While Jones ultimately revealed himself as a flawed player with the Horns, he did showcase some NFL-quality skills while maintaining his reputation as a tough player who does things right off the field.

Let’s start off with the toughness. Under head coach Tom Herman, Texas has typically had offensive linemen quickly undergo surgery to repair high ankle sprains in an attempt to ensure full ligament recovery. For skill position players, the ask is more significant, leading Jones to play through multiple ankle injuries as a junior that forced him to miss four games. As a senior, Jones required labrum surgery over the season.

Unable to work out at the NFL Combine, Jones prepared in a novel way — by watching film of every defensive play for all 32 NFL teams.

“I knew I had a lot to prove after missing the Senior Bowl and now the combine, and I wanted to do something other than rehab to build the mental side of my game and show what I can do mentally,” Jones told Bleacher Report. “I learned it’s a lot of fun to break down film.
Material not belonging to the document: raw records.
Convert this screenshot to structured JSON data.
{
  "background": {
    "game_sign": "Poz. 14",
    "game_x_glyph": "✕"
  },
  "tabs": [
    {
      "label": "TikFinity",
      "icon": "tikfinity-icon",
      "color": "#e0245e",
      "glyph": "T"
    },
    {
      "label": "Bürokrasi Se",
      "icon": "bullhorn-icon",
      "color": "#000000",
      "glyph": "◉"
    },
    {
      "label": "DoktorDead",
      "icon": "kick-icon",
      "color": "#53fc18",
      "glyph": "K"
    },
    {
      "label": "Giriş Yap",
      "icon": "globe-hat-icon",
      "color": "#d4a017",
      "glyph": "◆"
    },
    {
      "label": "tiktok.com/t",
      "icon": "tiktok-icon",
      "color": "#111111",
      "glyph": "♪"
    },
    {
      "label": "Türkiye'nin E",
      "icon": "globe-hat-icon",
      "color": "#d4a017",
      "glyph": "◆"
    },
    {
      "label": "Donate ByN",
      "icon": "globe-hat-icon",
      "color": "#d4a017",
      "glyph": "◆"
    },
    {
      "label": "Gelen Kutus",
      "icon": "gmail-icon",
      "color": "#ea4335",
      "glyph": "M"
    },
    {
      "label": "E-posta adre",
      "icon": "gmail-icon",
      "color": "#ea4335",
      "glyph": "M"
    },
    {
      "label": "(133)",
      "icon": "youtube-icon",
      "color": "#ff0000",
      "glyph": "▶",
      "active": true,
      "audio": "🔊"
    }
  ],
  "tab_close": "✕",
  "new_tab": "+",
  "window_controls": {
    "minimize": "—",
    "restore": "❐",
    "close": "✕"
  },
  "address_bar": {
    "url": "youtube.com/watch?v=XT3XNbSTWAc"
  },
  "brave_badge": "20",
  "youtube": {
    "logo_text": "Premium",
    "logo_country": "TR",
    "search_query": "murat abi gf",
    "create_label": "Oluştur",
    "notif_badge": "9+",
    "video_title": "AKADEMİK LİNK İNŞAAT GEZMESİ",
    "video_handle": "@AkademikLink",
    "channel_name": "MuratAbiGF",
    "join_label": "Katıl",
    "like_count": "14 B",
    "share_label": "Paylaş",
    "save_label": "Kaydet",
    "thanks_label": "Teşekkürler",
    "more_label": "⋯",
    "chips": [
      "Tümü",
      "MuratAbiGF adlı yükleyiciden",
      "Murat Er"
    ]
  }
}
Whether or not it helps my draft stock, I know it’ll help my acclimation to the NFL because I have a better understanding of what teams are doing.”
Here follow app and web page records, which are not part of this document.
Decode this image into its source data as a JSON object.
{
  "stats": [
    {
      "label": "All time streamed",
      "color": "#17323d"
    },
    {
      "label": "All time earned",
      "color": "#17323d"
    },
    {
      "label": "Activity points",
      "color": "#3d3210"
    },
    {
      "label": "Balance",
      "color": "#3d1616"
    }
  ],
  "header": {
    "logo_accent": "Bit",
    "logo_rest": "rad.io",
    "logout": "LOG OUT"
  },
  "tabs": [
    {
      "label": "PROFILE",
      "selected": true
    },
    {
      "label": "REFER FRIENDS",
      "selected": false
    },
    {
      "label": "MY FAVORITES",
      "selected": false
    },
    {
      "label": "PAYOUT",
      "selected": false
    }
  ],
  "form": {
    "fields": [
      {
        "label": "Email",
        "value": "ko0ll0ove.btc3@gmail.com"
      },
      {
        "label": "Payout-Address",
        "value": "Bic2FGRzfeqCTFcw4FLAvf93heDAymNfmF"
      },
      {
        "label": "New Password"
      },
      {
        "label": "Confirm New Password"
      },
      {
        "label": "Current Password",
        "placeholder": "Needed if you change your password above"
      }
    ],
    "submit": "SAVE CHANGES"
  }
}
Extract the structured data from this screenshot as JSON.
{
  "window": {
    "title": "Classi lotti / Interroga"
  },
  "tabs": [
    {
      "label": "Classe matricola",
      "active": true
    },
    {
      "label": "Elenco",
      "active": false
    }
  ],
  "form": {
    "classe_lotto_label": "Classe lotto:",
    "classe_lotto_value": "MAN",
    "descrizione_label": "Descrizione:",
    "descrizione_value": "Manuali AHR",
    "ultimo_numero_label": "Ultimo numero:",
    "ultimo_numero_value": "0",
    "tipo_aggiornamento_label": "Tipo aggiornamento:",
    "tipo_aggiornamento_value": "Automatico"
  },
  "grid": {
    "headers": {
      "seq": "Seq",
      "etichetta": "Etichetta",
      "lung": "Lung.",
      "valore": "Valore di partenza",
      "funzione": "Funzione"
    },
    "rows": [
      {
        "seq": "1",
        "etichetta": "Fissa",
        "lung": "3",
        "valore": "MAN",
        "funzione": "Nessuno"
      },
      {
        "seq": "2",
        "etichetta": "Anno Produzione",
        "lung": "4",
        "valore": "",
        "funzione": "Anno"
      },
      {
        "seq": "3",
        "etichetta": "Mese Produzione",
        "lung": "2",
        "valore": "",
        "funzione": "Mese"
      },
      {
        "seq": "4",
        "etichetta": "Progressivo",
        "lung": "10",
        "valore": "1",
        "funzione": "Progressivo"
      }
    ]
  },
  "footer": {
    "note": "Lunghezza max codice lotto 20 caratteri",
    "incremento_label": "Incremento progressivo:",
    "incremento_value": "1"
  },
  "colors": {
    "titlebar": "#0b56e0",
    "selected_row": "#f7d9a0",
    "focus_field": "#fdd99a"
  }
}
The preparation through a process that didn’t end up including a Pro Day at Texas to show off his speed and agility, but Jones has other intangible qualities, too, like his willingness to strike up a friendship with an amputee.

Labrum surgery kept Jones from showcasing his athleticism in Indianapolis or Austin, but there is public evidence of this athleticism from high school — Jones ran a strong 4.56 40-yard dash at The Opening while adding a 34-inch vertical and 4.35 shuttle.

At Texas, Jones was at his best coming downhill to finish plays are a sure tackler or using his sideline-to-sideline speed to make plays on the perimeter. His fourth-down stop at the goal line against USC in 2018 was perhaps his most iconic play in a Texas uniform, but wasn’t the only example of his ability to keep opponents from taking the edge against him.

Of the 232 tackles logged by for Jones, 75 percent of them were solo. In an era where open-field tackling can often represent the margin because success and failure, Jones was arguably the best on the back end for the Longhorns.

After playing the nickel position in 2019 due to need, Jones has film of playing every safety alignment, four career interceptions, and two blocked punts as a freshman in addition to the performance of other special teams duties for Texas.

Unfortunately, the Nacogdoches product hasn’t always excelled in coverage — his ball skills are questionable, a failure that former defensive coordinator Todd Orlando excused to due to the speed of Jones, and his technique and reactive ability are not ideal, as evidenced by the relatively thin splits between his agility testing and straight-line speed. When Jones had to make difficult plays on the football in college, he was often beat by receivers with better ball skills. His interceptions relied on massive breakdowns by opposing quarterbacks.

Those are deficits that are impossible to hide in the Big 12 and increasingly difficult to cover up in the NFL.

Jones still projects as a mid-round draft pick with the capability to contribute immediately on special teams, but the issues in man coverage and his frame limitations at 5’11 and 198 maxed-out pounds keep Jones from projecting as a Day 1 or Day 2 pick.